## TASK ITEM
Please return each of the entries exactly, minus their pictures.

## Stored items from a collection
▽

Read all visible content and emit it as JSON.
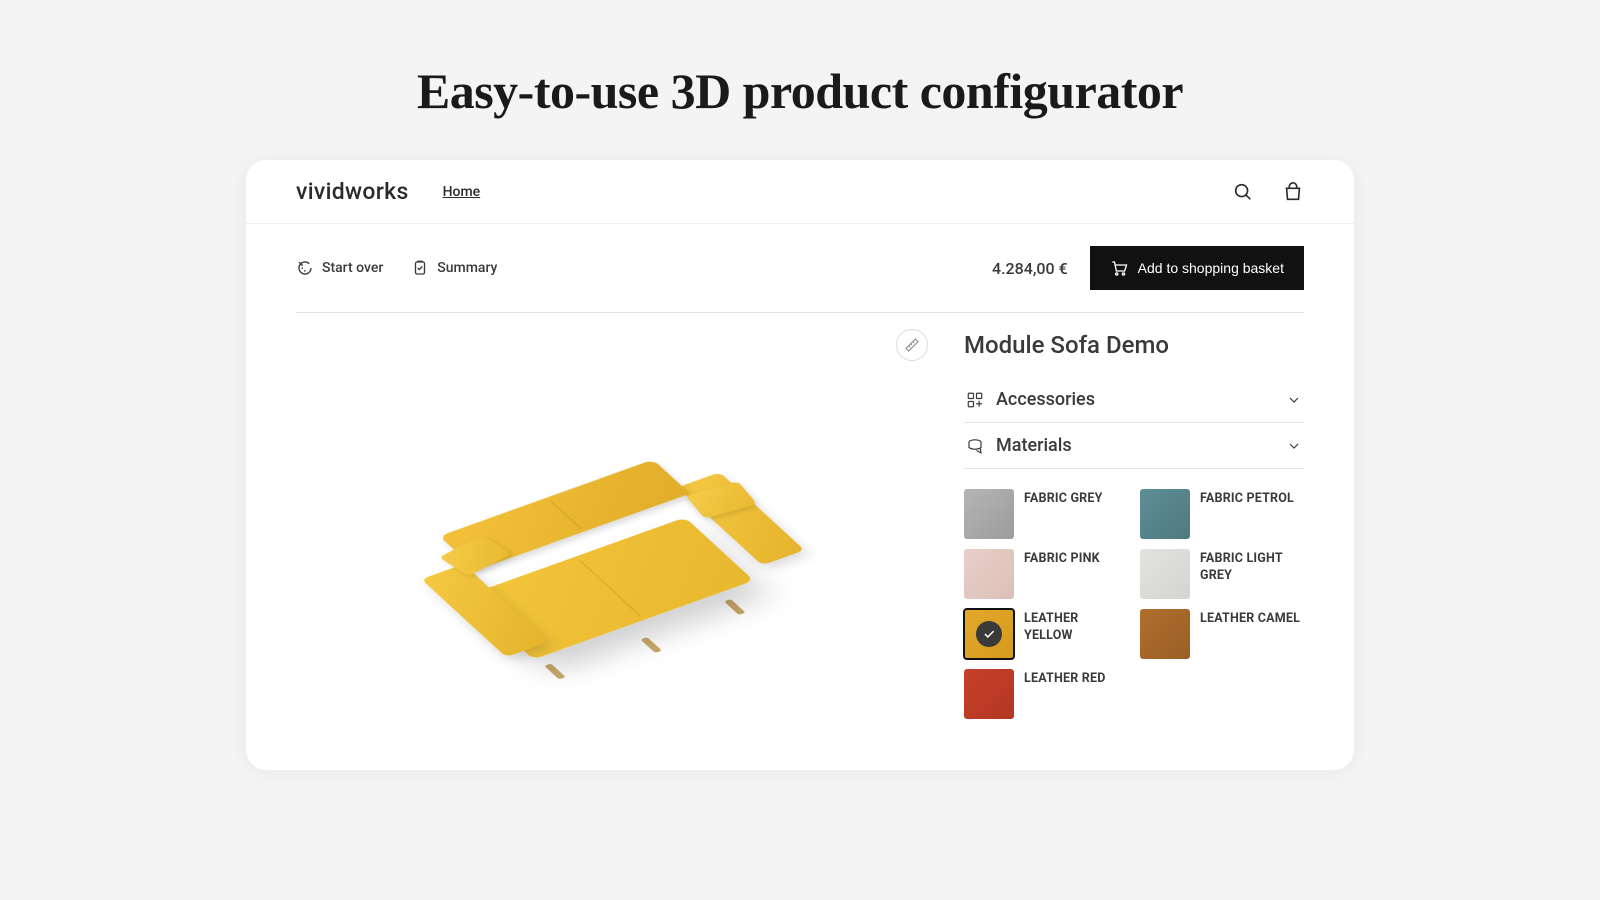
{
  "headline": "Easy-to-use 3D product configurator",
  "brand": "vividworks",
  "nav": {
    "home": "Home"
  },
  "actions": {
    "start_over": "Start over",
    "summary": "Summary",
    "price": "4.284,00 €",
    "add_to_basket": "Add to shopping basket"
  },
  "product": {
    "title": "Module Sofa Demo"
  },
  "sections": {
    "accessories": "Accessories",
    "materials": "Materials"
  },
  "swatches": [
    {
      "key": "fabric_grey",
      "label": "FABRIC GREY",
      "cls": "c-grey",
      "selected": false
    },
    {
      "key": "fabric_petrol",
      "label": "FABRIC PETROL",
      "cls": "c-petrol",
      "selected": false
    },
    {
      "key": "fabric_pink",
      "label": "FABRIC PINK",
      "cls": "c-pink",
      "selected": false
    },
    {
      "key": "fabric_light_grey",
      "label": "FABRIC LIGHT GREY",
      "cls": "c-lightgrey",
      "selected": false
    },
    {
      "key": "leather_yellow",
      "label": "LEATHER YELLOW",
      "cls": "c-leatheryellow",
      "selected": true
    },
    {
      "key": "leather_camel",
      "label": "LEATHER CAMEL",
      "cls": "c-camel",
      "selected": false
    },
    {
      "key": "leather_red",
      "label": "LEATHER RED",
      "cls": "c-red",
      "selected": false
    }
  ]
}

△

## EXPECTED ANSWER
Read all visible content and emit it as JSON.
{
  "headline": "Easy-to-use 3D product configurator",
  "brand": "vividworks",
  "nav": {
    "home": "Home"
  },
  "actions": {
    "start_over": "Start over",
    "summary": "Summary",
    "price": "4.284,00 €",
    "add_to_basket": "Add to shopping basket"
  },
  "product": {
    "title": "Module Sofa Demo"
  },
  "sections": {
    "accessories": "Accessories",
    "materials": "Materials"
  },
  "swatches": [
    {
      "key": "fabric_grey",
      "label": "FABRIC GREY",
      "cls": "c-grey",
      "selected": false
    },
    {
      "key": "fabric_petrol",
      "label": "FABRIC PETROL",
      "cls": "c-petrol",
      "selected": false
    },
    {
      "key": "fabric_pink",
      "label": "FABRIC PINK",
      "cls": "c-pink",
      "selected": false
    },
    {
      "key": "fabric_light_grey",
      "label": "FABRIC LIGHT GREY",
      "cls": "c-lightgrey",
      "selected": false
    },
    {
      "key": "leather_yellow",
      "label": "LEATHER YELLOW",
      "cls": "c-leatheryellow",
      "selected": true
    },
    {
      "key": "leather_camel",
      "label": "LEATHER CAMEL",
      "cls": "c-camel",
      "selected": false
    },
    {
      "key": "leather_red",
      "label": "LEATHER RED",
      "cls": "c-red",
      "selected": false
    }
  ]
}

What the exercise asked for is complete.